I would say the main thing I speak about with my mentors is the why to what I do. I have found that if the reason for my work is very clear to me, most other aspects of what I do take care of themselves. That being said, it has been incredibly helpful to review work, discuss what projects would yield the best results, how to better myself and how to keep myself fueled and inspired.

Christian Rudman

Christian is a Portland-based Photographer and Designer who started a successful studio.

What role has mentorship played in your career?

When I began actively pursuing photography in 2008 I was learning on my own trying to nail down the basics and I shot a lot of shitty photos. Then I decided I wanted to try out some photography courses at my local community college. Took an intro and lab class and after a semester decided that school taught was not my thing. I began to really dive into photography by teaching myself through online tutorials and youtube videos.

I became a decent photographer after a couple years and started working, but I didn’t really start hitting my stride until I struck up a mentorship with a guy named Bush. He was a documentary storyteller for a media team that worked in written, photo, and film documentary story production. I did a two year residency with him and learned more in those two years than I could have ever learned on my own. If I had my way and never allowed someone else to have input in my creativity and methods I would not have grown as well as I have in my skills. I wouldn’t be decent artist and I definitely would not be as well rounded of a storyteller.

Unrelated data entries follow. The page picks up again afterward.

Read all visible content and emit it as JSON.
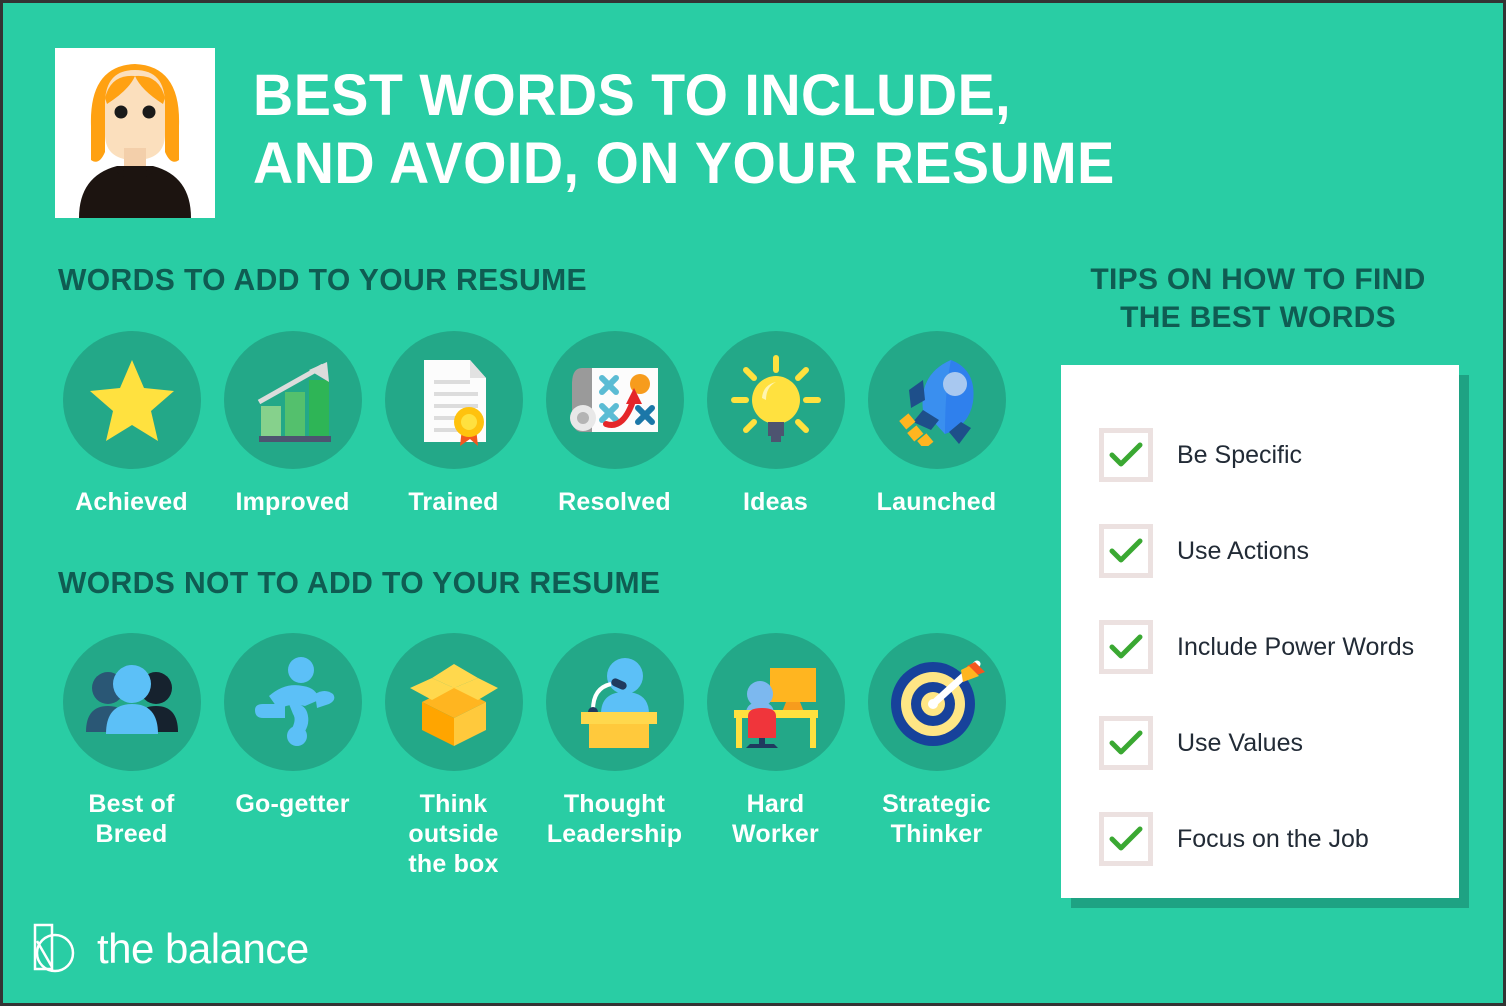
{
  "brand": {
    "background_color": "#29cda4",
    "disc_color": "#23a888",
    "heading_color": "#0f5c52",
    "white": "#ffffff",
    "check_color": "#3aa832",
    "checkbox_border_color": "#ece1e0",
    "card_shadow_color": "#1ea283",
    "logo_text": "the balance",
    "logo_icon": "balance-logo-icon"
  },
  "header": {
    "portrait_alt": "portrait-illustration",
    "title": "BEST WORDS TO INCLUDE,\nAND AVOID, ON YOUR RESUME"
  },
  "sections": {
    "add": {
      "heading": "WORDS TO ADD TO YOUR RESUME",
      "items": [
        {
          "label": "Achieved",
          "icon": "star-icon"
        },
        {
          "label": "Improved",
          "icon": "bar-chart-growth-icon"
        },
        {
          "label": "Trained",
          "icon": "certificate-document-icon"
        },
        {
          "label": "Resolved",
          "icon": "strategy-playbook-icon"
        },
        {
          "label": "Ideas",
          "icon": "lightbulb-icon"
        },
        {
          "label": "Launched",
          "icon": "rocket-icon"
        }
      ]
    },
    "avoid": {
      "heading": "WORDS NOT TO ADD TO YOUR RESUME",
      "items": [
        {
          "label": "Best of\nBreed",
          "icon": "people-group-icon"
        },
        {
          "label": "Go-getter",
          "icon": "running-person-icon"
        },
        {
          "label": "Think\noutside\nthe box",
          "icon": "open-box-icon"
        },
        {
          "label": "Thought\nLeadership",
          "icon": "podium-speaker-icon"
        },
        {
          "label": "Hard\nWorker",
          "icon": "desk-workstation-icon"
        },
        {
          "label": "Strategic\nThinker",
          "icon": "dartboard-target-icon"
        }
      ]
    }
  },
  "tips": {
    "heading": "TIPS ON HOW TO FIND\nTHE BEST WORDS",
    "items": [
      {
        "label": "Be Specific",
        "checked": true
      },
      {
        "label": "Use Actions",
        "checked": true
      },
      {
        "label": "Include Power Words",
        "checked": true
      },
      {
        "label": "Use Values",
        "checked": true
      },
      {
        "label": "Focus on the Job",
        "checked": true
      }
    ]
  }
}
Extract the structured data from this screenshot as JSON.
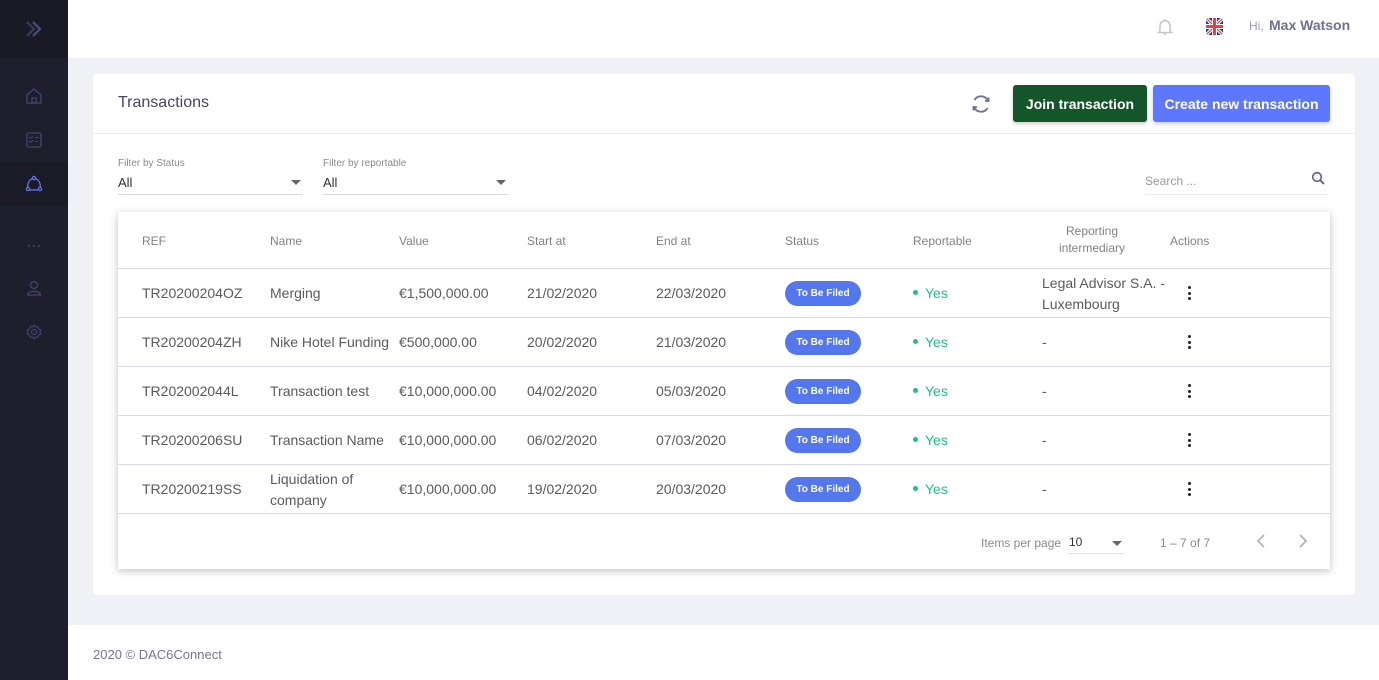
{
  "sidebar": {
    "items": [
      {
        "name": "home",
        "icon": "home-icon"
      },
      {
        "name": "tasks",
        "icon": "checklist-icon"
      },
      {
        "name": "transactions",
        "icon": "network-icon",
        "active": true
      },
      {
        "name": "more",
        "icon": "more-dots-icon"
      },
      {
        "name": "profile",
        "icon": "user-icon"
      },
      {
        "name": "settings",
        "icon": "gear-icon"
      }
    ]
  },
  "header": {
    "greeting": "Hi,",
    "user_name": "Max Watson",
    "language": "en-GB"
  },
  "card": {
    "title": "Transactions",
    "join_label": "Join transaction",
    "create_label": "Create new transaction"
  },
  "filters": {
    "status": {
      "label": "Filter by Status",
      "value": "All"
    },
    "reportable": {
      "label": "Filter by reportable",
      "value": "All"
    },
    "search_placeholder": "Search ..."
  },
  "table": {
    "columns": [
      "REF",
      "Name",
      "Value",
      "Start at",
      "End at",
      "Status",
      "Reportable",
      "Reporting intermediary",
      "Actions"
    ],
    "rows": [
      {
        "ref": "TR20200204OZ",
        "name": "Merging",
        "value": "€1,500,000.00",
        "start": "21/02/2020",
        "end": "22/03/2020",
        "status": "To Be Filed",
        "reportable": "Yes",
        "intermediary": "Legal Advisor S.A. - Luxembourg"
      },
      {
        "ref": "TR20200204ZH",
        "name": "Nike Hotel Funding",
        "value": "€500,000.00",
        "start": "20/02/2020",
        "end": "21/03/2020",
        "status": "To Be Filed",
        "reportable": "Yes",
        "intermediary": "-"
      },
      {
        "ref": "TR202002044L",
        "name": "Transaction test",
        "value": "€10,000,000.00",
        "start": "04/02/2020",
        "end": "05/03/2020",
        "status": "To Be Filed",
        "reportable": "Yes",
        "intermediary": "-"
      },
      {
        "ref": "TR20200206SU",
        "name": "Transaction Name",
        "value": "€10,000,000.00",
        "start": "06/02/2020",
        "end": "07/03/2020",
        "status": "To Be Filed",
        "reportable": "Yes",
        "intermediary": "-"
      },
      {
        "ref": "TR20200219SS",
        "name": "Liquidation of company",
        "value": "€10,000,000.00",
        "start": "19/02/2020",
        "end": "20/03/2020",
        "status": "To Be Filed",
        "reportable": "Yes",
        "intermediary": "-"
      }
    ]
  },
  "paginator": {
    "items_per_page_label": "Items per page",
    "items_per_page": "10",
    "range": "1 – 7 of 7"
  },
  "footer": {
    "text": "2020 © DAC6Connect"
  },
  "colors": {
    "sidebar_bg": "#1e1e2d",
    "accent": "#5d78ff",
    "join_button": "#15552a",
    "status_badge": "#5577ee",
    "reportable_yes": "#1dbf8b"
  }
}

What tips do you have for someone just getting started on their creative journey?

Be willing to be vulnerable and allow someone to have input in your creative process, you will never regret it. Always seek to learn from others who have walked the path you are walking down, it will help you avoid so many mistakes in your professional career and show you a better way to be the artist you will become. Invite great people into your life and it will make you a better person. Invite great artists into your art and it will make you a better artist.

Geremy Mumenthaler

Geremy is an LA-based Product Designer who was the first employee at Noun Project

Do you have any stories about how mentorship has been helpful or impactful to you in your career?

One of the most helpful reminders my mentor would suggest was to get off my computer and get back to working with my hands. It was a simple and always helped me sort through the ideas I was working on. I think of that advice most days now and it keeps me from staying in my bubble.

When were the times in your career that you felt like a mentor would have been the most helpful?

Mentorship really paid off when I was presenting my ideas to big clients for the first time. Having someone who had experience to give me confidence in my work, and tips on how to better communicate my ideas was invaluable. Through observation and discussion, I quickly learned the ins and outs of sharing my ideas, something I do on a daily basis.

What types of things do you talk about most with your mentors?

Mentorship is more than asking a few questions, much like therapy, it helps you solidify the skills and ideas you already have. It’s power is in creating a relationship with someone you trust who will honestly nudge you into the right direction, and keep you from wasting time on the unimportant things. Mentorship is the most important thing anyone can do to improve themselves.